Let’s try to be fair to Ballmer
David Heinemeir Hansson has laid waste to Microsoft CEO Steve Ballmer in his diatribe “You couldn’t pay me to work for Ballmer“. The dubious “evidence” he uses is the comparison of Microsoft stock prices of the 1990s to the 2000s. For one thing, the inflated bubble stock prices of the 1990s were artificially valuated at 2010 levels and were corrected back to normal trend lines in the crash of 2000. The other problem with Hansson’s analysis is that Bill Gates remained at Microsoft nearly full time for much of the 2000s.
Hansson used the following chart to illustrate his point:
Chart by Erik Pukinskis of Sprout Robot
But if we compared Microsoft stocks the other tech titans of the industry like Cisco and IBM and the S&P 500 (chart below), Microsoft is right around the industry average. Apple’s performance has simply been unusually good as they experienced two massive rebirths with the success of the iPod and then the success of the iPhone under the reign of Steve Jobs.

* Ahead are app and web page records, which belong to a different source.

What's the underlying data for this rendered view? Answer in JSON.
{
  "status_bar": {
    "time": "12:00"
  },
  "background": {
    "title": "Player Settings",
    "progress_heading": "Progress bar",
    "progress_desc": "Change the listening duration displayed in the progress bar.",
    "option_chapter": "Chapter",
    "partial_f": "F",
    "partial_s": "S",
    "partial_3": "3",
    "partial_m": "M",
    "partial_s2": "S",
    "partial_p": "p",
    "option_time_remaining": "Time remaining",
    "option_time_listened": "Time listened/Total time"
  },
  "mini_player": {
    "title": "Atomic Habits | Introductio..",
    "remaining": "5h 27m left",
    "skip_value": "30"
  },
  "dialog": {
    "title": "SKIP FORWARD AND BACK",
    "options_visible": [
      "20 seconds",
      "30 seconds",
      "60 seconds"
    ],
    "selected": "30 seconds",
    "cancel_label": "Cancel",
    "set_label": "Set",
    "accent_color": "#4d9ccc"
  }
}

To be clear, Microsoft has some serious problems to tackle and the somewhat recent loss of Bill Gates was certainly detrimental to the company. They’ve lost much time and market share in the smart phone space and now they might be losing the TV space as well. Having Bill Gates and Steve Ballmer at the helm doing the things they do best is obviously better than just having Steve Ballmer at the helm, but that’s a reality that Microsoft has to deal with. Someday, Apple will have to face the inevitability of losing Steve Jobs and Apple stocks probably shakes every time Steve Jobs coughs.
This isn’t to say that Steve Ballmer is the perfect CEO for the job. He was wrong to initially oppose the Xbox which was one of the few success stories for Microsoft over the last decade and he was wrong on Windows Vista in believing that the company could allow OS performance to slip due to improving hardware. But Microsoft is capable of learning from its mistakes and they did that with Windows 7 and they seem to be doing the necessary house cleaning to maintain their competitive edge.
Update 2:40PM – Ed Bott has some great analysis here as well and writes:
“Meanwhile, it takes a certain amount of panache (and perhaps some amnesia) on the part of M. Gassée to criticize Ballmer’s performance. This is, after all, the guy who left Apple in 1990 to found Be Inc. Six years later he turned down Apple’s offer to buy the company, reportedly for an amount between $110 million and $200 million. In 2001, Be Inc. closed its doors, and Palm, Inc. wound up buying the company’s assets for $11 million. Now that’s a lost decade.”